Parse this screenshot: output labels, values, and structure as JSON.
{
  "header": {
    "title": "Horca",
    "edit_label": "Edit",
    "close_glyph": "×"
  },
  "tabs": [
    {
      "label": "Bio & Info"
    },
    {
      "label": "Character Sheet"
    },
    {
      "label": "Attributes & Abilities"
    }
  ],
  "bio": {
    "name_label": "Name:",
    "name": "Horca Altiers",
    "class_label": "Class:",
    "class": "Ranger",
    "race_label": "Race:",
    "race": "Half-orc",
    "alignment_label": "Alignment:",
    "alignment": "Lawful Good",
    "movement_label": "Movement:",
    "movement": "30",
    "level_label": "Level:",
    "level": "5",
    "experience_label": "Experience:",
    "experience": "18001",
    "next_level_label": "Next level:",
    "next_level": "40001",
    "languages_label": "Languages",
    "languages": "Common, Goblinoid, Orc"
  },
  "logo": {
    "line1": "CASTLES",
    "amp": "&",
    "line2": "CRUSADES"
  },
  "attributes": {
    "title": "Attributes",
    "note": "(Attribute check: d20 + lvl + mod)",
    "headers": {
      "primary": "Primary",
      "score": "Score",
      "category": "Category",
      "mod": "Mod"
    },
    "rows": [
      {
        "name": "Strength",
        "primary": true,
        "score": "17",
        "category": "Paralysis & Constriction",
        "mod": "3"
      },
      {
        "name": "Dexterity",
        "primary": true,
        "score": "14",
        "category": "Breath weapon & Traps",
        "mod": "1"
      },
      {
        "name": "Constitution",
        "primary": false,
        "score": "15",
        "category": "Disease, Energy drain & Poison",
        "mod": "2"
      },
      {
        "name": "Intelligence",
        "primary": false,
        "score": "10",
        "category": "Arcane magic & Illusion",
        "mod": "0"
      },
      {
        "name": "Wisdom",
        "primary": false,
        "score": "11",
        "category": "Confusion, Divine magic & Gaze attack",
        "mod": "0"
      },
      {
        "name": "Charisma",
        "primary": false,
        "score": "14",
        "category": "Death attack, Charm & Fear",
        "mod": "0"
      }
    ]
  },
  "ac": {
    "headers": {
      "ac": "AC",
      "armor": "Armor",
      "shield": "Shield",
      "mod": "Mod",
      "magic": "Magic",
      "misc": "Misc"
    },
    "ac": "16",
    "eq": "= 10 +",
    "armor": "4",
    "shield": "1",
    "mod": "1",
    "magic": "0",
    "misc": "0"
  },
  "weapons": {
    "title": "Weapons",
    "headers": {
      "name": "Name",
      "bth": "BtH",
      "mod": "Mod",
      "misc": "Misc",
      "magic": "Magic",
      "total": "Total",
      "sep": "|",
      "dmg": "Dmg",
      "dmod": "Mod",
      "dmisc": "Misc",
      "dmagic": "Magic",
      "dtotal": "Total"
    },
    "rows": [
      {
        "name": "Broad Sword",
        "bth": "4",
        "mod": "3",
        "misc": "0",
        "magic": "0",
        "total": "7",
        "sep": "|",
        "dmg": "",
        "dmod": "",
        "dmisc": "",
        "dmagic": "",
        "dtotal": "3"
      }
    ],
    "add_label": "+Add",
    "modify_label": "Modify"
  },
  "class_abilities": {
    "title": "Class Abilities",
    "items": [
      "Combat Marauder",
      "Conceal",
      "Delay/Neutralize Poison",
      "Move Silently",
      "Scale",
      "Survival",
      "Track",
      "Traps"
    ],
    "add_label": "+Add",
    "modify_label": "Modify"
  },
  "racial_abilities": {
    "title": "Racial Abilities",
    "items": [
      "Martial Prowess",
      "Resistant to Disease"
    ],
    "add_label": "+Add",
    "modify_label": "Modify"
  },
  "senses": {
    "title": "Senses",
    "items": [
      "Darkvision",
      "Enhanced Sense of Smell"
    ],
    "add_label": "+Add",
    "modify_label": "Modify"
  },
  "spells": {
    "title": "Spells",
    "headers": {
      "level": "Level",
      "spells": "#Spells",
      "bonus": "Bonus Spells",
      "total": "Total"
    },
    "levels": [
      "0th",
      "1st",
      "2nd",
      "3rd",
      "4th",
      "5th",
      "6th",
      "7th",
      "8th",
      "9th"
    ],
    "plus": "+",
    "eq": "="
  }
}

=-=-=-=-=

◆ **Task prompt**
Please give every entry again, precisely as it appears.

◆ **Answer for this exercise**
Parse this screenshot: output labels, values, and structure as JSON.
{
  "header": {
    "title": "Horca",
    "edit_label": "Edit",
    "close_glyph": "×"
  },
  "tabs": [
    {
      "label": "Bio & Info"
    },
    {
      "label": "Character Sheet"
    },
    {
      "label": "Attributes & Abilities"
    }
  ],
  "bio": {
    "name_label": "Name:",
    "name": "Horca Altiers",
    "class_label": "Class:",
    "class": "Ranger",
    "race_label": "Race:",
    "race": "Half-orc",
    "alignment_label": "Alignment:",
    "alignment": "Lawful Good",
    "movement_label": "Movement:",
    "movement": "30",
    "level_label": "Level:",
    "level": "5",
    "experience_label": "Experience:",
    "experience": "18001",
    "next_level_label": "Next level:",
    "next_level": "40001",
    "languages_label": "Languages",
    "languages": "Common, Goblinoid, Orc"
  },
  "logo": {
    "line1": "CASTLES",
    "amp": "&",
    "line2": "CRUSADES"
  },
  "attributes": {
    "title": "Attributes",
    "note": "(Attribute check: d20 + lvl + mod)",
    "headers": {
      "primary": "Primary",
      "score": "Score",
      "category": "Category",
      "mod": "Mod"
    },
    "rows": [
      {
        "name": "Strength",
        "primary": true,
        "score": "17",
        "category": "Paralysis & Constriction",
        "mod": "3"
      },
      {
        "name": "Dexterity",
        "primary": true,
        "score": "14",
        "category": "Breath weapon & Traps",
        "mod": "1"
      },
      {
        "name": "Constitution",
        "primary": false,
        "score": "15",
        "category": "Disease, Energy drain & Poison",
        "mod": "2"
      },
      {
        "name": "Intelligence",
        "primary": false,
        "score": "10",
        "category": "Arcane magic & Illusion",
        "mod": "0"
      },
      {
        "name": "Wisdom",
        "primary": false,
        "score": "11",
        "category": "Confusion, Divine magic & Gaze attack",
        "mod": "0"
      },
      {
        "name": "Charisma",
        "primary": false,
        "score": "14",
        "category": "Death attack, Charm & Fear",
        "mod": "0"
      }
    ]
  },
  "ac": {
    "headers": {
      "ac": "AC",
      "armor": "Armor",
      "shield": "Shield",
      "mod": "Mod",
      "magic": "Magic",
      "misc": "Misc"
    },
    "ac": "16",
    "eq": "= 10 +",
    "armor": "4",
    "shield": "1",
    "mod": "1",
    "magic": "0",
    "misc": "0"
  },
  "weapons": {
    "title": "Weapons",
    "headers": {
      "name": "Name",
      "bth": "BtH",
      "mod": "Mod",
      "misc": "Misc",
      "magic": "Magic",
      "total": "Total",
      "sep": "|",
      "dmg": "Dmg",
      "dmod": "Mod",
      "dmisc": "Misc",
      "dmagic": "Magic",
      "dtotal": "Total"
    },
    "rows": [
      {
        "name": "Broad Sword",
        "bth": "4",
        "mod": "3",
        "misc": "0",
        "magic": "0",
        "total": "7",
        "sep": "|",
        "dmg": "",
        "dmod": "",
        "dmisc": "",
        "dmagic": "",
        "dtotal": "3"
      }
    ],
    "add_label": "+Add",
    "modify_label": "Modify"
  },
  "class_abilities": {
    "title": "Class Abilities",
    "items": [
      "Combat Marauder",
      "Conceal",
      "Delay/Neutralize Poison",
      "Move Silently",
      "Scale",
      "Survival",
      "Track",
      "Traps"
    ],
    "add_label": "+Add",
    "modify_label": "Modify"
  },
  "racial_abilities": {
    "title": "Racial Abilities",
    "items": [
      "Martial Prowess",
      "Resistant to Disease"
    ],
    "add_label": "+Add",
    "modify_label": "Modify"
  },
  "senses": {
    "title": "Senses",
    "items": [
      "Darkvision",
      "Enhanced Sense of Smell"
    ],
    "add_label": "+Add",
    "modify_label": "Modify"
  },
  "spells": {
    "title": "Spells",
    "headers": {
      "level": "Level",
      "spells": "#Spells",
      "bonus": "Bonus Spells",
      "total": "Total"
    },
    "levels": [
      "0th",
      "1st",
      "2nd",
      "3rd",
      "4th",
      "5th",
      "6th",
      "7th",
      "8th",
      "9th"
    ],
    "plus": "+",
    "eq": "="
  }
}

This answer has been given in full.